Edward Perry’s case was complicated both by a medical history filled with conditions that increased his risk of operative and postoperative complications and by the unnecessary delays that resulted from poorly organized and executed VA care. Not one incompetent doctor or nurse was to blame, but rather a system that was simply not driven by the expectation of excellence—or by accountability to it….

In the end, however, Edward Perry did not die from surgical complications. He never received an operation. Several days after our initial clinic visit, as I was rushing to place his case on my tight surgical schedule, I was informed by one of my administrative supervisors at the San Francisco VA that a right pneumonectomy was too high a risk in a patient who had undergone chemotherapy and who had Mr. Perry’s combination of other serious medical problems. The VA, and our hospital in particular, had to limit the number of surgical deaths recorded in its annual statistics. Although Mr. Perry certainly would have been taken to the operating room and given a shot at survival at UCSF, and although his surgery had been recommended both by the San Francisco VA Tumor Board and by the hospital’s Multi-Disciplinary Chest Conference, the administrator insisted on additional tests to document the patient’s potential risks of cardiac and liver complications. Risks that we had no way of mitigating, risks that the patient had already recognized to be great when he provided a truly informed consent. During the further delays Mr. Perry encountered in scheduling these superfluous tests and evaluations, he contracted pneumonia as a result of the tumor that blocked his right lung. He had already been living on borrowed time, and the seriousness of his infection grew rapidly. He was admitted to the intensive care unit of a hospital near his home. He died there a few days later.

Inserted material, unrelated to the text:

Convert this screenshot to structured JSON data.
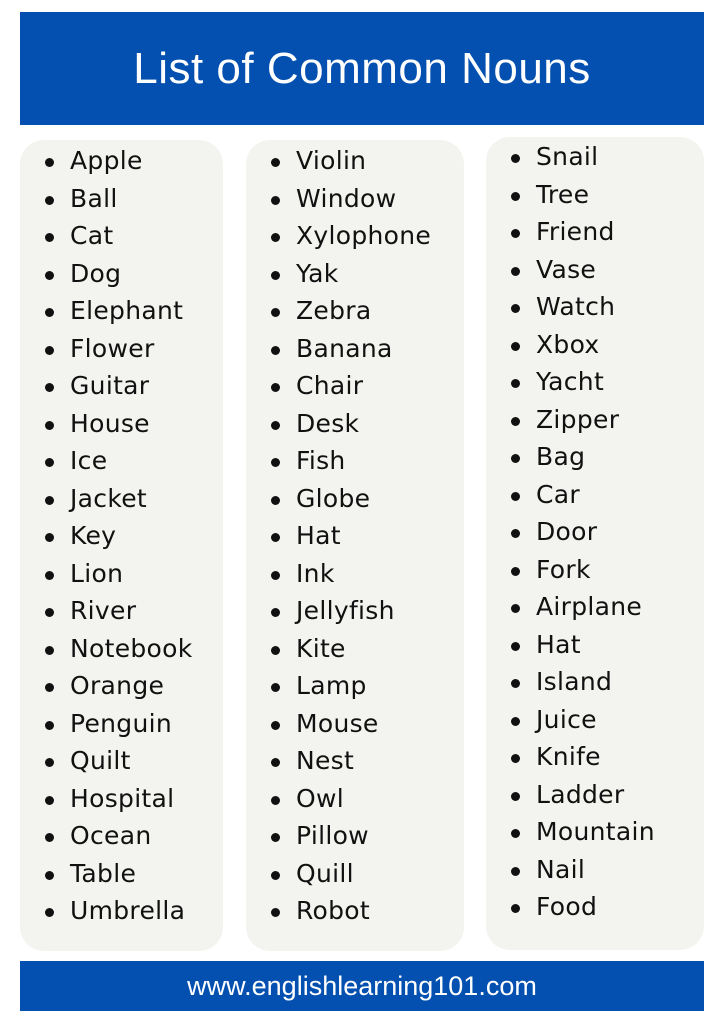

Edward Perry’s death did not contribute negatively to VA postoperative mortality statistics. And his grandchildren are growing up without him.

Chapter Two- "Welcome Back"

I performed my first off-pump bypass as an attending at the San Francisco VA on a patient named Emerson Pitt, a navy veteran in his early sixties. At a critical moment during the procedure, and without taking my gaze off Mr. Pitt’s beating heart, I extended my hand toward the scrub nurse and requested a two-millimeter coronary shunt. What I needed was a specially fabricated, tiny, silicon-tipped tube that I could insert into the two-millimeter diameter of the open coronary artery into which I was about to sew my bypass graft. The shunt would carry much-needed blood flow past the hole I had created in Mr. Pitt’s coronary artery and on toward the heart muscle that was still pumping away and keeping him alive. Without the shunt, the heart muscle had even less blood flow than normal and was already beginning to struggle; it might not have lasted the ten minutes it would take me to sew in the graft.

“Shunt?” the nurse replied. “I don’t have any shunts.”


But what if [the 2014 VA waiting list scandal was] just the tip of an ugly, disturbing iceberg of poor care, neglect, and abuse? As shocking as many of the 2014 revelations may have been, they pale in comparison to the true, appalling depth of abuse to which our veterans are routinely subjected at the VA. Just about any thoughtful medical academician who has worked at the VA could tell you that the VA wait list scandal of 2014 was nothing more than a reflection of the way everything is managed in that monolithic federal institution. And when an entire, badly broken healthcare system boils down to the generation and worship of a few dramatically misleading statistics, the disheartening result is not only a danger zone for our unsung heroes, but the violation of one of our nation’s most important promises to a deserving, underserved population.

Recent revelations of continued failures in an expensive stopgap approach are bad enough. But it is time for American doctors and other healthcare professionals—people who have been aware of what the VA really represents and how our veterans are truly being treated—to force Americans to open their eyes to a much more fundamental failure of their government. A failure both to fulfill a promise and to remain accountable to the men and women who have already sacrificed so much for their country.